> **What is needed**
Report only the number of lines in this material that include "execution".

> **The data**
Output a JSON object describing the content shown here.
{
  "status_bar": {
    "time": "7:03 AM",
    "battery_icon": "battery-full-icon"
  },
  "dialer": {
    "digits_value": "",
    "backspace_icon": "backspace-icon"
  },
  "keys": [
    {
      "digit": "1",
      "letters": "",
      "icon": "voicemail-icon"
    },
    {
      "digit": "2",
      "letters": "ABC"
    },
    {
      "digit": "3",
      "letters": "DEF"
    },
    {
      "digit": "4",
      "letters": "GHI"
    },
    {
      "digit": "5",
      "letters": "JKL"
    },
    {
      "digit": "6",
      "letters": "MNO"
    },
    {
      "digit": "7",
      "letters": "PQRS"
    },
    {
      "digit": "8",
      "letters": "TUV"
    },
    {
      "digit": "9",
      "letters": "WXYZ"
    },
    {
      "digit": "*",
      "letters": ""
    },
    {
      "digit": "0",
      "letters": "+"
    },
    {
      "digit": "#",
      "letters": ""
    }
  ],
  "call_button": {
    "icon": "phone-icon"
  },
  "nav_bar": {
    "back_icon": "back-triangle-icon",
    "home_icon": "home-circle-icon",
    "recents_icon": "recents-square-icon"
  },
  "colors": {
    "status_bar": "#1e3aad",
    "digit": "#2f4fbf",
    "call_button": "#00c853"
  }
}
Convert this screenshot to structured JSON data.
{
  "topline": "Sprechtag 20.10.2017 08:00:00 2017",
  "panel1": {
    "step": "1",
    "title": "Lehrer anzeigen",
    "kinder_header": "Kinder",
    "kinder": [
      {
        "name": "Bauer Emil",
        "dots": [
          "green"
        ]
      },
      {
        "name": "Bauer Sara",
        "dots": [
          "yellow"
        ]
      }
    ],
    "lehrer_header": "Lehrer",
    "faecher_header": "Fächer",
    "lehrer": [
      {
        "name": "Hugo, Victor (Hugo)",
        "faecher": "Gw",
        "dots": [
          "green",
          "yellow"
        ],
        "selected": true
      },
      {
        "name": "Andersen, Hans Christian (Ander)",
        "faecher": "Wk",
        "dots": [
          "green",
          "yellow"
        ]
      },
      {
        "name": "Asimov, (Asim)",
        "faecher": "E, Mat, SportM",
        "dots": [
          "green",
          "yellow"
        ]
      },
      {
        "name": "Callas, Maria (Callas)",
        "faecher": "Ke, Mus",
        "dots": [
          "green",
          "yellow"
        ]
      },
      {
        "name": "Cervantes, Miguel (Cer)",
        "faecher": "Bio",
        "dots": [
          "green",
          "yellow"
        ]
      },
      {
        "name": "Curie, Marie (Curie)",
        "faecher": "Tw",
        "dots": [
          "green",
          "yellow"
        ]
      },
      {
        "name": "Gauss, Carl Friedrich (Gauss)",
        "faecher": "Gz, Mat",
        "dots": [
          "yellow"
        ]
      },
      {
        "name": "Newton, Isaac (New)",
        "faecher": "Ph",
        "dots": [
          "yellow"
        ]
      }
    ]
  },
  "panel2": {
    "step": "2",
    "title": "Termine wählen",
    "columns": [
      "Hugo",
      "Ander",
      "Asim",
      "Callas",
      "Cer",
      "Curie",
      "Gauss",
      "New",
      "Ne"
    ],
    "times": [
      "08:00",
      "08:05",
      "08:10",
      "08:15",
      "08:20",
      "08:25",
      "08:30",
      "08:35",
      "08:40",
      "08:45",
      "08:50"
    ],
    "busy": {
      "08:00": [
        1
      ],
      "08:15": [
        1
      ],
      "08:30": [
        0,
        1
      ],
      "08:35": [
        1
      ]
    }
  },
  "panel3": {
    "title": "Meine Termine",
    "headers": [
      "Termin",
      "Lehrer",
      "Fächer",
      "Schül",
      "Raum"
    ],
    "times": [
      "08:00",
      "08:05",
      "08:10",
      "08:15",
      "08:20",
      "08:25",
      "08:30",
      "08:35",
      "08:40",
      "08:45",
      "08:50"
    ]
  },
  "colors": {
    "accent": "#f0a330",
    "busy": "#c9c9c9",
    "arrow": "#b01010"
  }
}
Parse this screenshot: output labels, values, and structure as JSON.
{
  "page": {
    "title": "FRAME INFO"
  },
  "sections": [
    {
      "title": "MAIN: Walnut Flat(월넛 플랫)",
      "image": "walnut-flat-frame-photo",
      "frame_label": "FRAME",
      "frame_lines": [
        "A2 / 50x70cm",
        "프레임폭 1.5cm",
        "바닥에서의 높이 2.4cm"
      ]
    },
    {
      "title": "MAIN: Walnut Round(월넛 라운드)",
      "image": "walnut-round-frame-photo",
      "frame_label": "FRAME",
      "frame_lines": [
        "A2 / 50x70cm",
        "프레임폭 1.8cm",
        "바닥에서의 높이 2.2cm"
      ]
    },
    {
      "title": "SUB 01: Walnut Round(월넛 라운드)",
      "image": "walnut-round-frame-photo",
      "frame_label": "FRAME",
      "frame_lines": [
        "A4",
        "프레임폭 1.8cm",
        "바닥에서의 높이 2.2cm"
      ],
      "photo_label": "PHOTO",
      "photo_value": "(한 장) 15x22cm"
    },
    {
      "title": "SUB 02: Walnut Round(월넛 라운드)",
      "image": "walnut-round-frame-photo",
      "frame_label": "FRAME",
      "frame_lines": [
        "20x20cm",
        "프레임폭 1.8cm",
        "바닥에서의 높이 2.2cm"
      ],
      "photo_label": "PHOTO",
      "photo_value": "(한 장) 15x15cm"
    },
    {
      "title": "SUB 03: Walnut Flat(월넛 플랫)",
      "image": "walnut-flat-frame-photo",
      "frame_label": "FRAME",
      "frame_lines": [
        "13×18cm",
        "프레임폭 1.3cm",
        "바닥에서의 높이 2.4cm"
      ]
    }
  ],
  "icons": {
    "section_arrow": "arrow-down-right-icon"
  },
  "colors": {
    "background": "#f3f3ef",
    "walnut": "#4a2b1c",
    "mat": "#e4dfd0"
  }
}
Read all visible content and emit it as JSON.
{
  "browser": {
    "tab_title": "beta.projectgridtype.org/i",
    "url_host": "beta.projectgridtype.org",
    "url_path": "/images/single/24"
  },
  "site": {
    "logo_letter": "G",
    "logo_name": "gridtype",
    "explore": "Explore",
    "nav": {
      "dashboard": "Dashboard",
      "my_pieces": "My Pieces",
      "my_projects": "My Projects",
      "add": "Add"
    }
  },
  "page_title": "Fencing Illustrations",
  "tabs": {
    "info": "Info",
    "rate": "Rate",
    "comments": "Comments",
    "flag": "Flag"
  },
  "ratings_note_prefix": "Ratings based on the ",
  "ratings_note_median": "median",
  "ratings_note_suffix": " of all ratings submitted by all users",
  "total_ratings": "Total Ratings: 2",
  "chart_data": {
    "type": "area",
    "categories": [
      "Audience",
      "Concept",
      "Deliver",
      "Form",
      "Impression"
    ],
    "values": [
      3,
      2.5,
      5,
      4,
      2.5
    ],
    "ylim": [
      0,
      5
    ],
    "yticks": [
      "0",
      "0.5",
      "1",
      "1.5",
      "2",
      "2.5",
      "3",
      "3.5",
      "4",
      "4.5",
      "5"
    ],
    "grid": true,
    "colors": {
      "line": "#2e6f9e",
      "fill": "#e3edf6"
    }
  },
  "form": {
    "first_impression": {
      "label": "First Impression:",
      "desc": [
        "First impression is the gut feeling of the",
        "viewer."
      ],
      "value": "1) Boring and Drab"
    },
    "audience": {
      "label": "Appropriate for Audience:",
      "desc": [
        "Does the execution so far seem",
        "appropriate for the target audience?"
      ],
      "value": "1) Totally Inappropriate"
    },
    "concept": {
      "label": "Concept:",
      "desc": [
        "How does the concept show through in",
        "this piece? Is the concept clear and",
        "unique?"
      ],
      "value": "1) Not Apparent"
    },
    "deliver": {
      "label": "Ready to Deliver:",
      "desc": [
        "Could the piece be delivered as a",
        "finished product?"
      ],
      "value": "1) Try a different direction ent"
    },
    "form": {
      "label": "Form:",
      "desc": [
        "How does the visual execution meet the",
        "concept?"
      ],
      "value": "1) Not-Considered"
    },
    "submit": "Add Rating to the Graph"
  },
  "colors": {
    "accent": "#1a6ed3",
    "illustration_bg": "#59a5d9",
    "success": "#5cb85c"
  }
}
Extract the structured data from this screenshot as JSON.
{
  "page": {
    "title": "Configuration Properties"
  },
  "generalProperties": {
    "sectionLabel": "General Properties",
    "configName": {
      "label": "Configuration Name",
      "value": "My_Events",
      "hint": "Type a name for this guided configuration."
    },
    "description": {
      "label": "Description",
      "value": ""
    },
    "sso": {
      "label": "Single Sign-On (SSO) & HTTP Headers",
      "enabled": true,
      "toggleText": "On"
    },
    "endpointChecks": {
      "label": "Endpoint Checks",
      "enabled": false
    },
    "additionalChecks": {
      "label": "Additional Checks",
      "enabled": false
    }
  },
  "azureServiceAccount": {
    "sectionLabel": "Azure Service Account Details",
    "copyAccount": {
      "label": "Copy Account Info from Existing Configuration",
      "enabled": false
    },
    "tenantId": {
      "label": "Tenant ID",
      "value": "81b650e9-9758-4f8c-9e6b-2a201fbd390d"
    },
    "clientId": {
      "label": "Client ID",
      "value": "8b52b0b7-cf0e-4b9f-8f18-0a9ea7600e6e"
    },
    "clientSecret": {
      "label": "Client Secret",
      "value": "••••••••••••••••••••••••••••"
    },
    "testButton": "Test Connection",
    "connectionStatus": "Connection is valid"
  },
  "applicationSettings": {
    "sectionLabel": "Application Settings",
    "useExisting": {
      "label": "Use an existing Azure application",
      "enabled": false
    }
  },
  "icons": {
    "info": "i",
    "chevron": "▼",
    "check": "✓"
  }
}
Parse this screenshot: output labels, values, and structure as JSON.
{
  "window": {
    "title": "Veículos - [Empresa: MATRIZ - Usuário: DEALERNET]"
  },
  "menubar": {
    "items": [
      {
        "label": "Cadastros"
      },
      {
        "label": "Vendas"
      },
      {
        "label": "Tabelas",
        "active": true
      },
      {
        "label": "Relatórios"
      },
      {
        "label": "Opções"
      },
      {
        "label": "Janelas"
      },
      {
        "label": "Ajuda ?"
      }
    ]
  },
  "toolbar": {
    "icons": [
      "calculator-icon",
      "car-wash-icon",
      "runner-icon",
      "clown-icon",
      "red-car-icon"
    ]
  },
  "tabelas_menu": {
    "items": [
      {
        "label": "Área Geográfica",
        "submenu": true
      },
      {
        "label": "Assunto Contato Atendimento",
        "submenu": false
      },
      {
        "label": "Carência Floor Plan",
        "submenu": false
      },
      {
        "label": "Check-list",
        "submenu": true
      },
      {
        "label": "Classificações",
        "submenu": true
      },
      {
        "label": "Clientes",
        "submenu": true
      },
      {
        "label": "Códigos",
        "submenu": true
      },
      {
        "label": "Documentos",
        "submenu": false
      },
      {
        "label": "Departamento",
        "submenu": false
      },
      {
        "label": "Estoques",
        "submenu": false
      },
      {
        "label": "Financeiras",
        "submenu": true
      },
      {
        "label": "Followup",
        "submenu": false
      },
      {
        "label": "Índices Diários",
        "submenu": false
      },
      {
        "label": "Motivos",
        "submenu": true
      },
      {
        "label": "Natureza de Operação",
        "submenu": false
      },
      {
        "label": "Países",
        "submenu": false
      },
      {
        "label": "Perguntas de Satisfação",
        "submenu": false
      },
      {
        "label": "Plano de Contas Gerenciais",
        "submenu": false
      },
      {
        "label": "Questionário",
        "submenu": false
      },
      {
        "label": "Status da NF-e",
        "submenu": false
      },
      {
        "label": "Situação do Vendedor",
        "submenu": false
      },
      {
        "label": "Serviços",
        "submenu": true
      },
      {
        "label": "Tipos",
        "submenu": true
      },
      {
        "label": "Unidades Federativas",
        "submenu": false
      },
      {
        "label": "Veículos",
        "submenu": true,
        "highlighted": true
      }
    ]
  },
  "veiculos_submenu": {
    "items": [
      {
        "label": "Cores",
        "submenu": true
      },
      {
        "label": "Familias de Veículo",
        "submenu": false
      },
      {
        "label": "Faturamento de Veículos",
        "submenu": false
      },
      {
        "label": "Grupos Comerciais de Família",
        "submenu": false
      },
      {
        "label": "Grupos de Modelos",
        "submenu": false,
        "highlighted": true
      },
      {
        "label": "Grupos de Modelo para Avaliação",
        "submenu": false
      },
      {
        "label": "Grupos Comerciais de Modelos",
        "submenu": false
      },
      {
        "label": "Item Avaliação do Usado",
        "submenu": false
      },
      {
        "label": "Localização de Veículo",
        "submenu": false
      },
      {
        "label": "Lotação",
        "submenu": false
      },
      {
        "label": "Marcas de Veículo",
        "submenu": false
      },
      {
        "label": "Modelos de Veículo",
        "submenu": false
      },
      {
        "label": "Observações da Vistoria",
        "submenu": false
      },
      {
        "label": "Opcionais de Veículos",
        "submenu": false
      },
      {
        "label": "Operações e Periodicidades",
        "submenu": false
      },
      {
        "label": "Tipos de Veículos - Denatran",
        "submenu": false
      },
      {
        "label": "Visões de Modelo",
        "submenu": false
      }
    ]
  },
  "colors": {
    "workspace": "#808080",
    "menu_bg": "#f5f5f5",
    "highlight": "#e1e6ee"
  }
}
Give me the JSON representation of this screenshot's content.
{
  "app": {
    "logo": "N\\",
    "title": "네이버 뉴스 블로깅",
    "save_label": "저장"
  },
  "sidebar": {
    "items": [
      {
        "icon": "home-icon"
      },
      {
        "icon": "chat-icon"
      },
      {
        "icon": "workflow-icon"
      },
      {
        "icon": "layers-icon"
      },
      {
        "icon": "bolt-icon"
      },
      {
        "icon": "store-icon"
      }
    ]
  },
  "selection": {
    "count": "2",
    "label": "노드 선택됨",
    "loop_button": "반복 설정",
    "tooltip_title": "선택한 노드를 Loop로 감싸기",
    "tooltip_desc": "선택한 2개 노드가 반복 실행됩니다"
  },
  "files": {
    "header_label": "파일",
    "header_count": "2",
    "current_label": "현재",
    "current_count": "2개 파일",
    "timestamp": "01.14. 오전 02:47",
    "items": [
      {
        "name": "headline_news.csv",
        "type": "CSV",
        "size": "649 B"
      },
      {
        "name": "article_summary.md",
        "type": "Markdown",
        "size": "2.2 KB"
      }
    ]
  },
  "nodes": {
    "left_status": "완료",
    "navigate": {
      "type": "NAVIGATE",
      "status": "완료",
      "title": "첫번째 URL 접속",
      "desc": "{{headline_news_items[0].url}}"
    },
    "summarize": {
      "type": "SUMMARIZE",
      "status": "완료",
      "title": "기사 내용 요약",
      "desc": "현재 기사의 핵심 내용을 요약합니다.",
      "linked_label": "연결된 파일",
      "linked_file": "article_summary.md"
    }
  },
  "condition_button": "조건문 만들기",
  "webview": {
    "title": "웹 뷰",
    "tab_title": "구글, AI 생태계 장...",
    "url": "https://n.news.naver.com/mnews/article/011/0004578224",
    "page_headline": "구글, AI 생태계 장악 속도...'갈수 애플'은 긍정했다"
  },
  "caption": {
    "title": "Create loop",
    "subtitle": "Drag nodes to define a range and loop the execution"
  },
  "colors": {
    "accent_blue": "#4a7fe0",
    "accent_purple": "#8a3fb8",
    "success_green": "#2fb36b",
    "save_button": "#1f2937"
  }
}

> **Solution to the problem**
3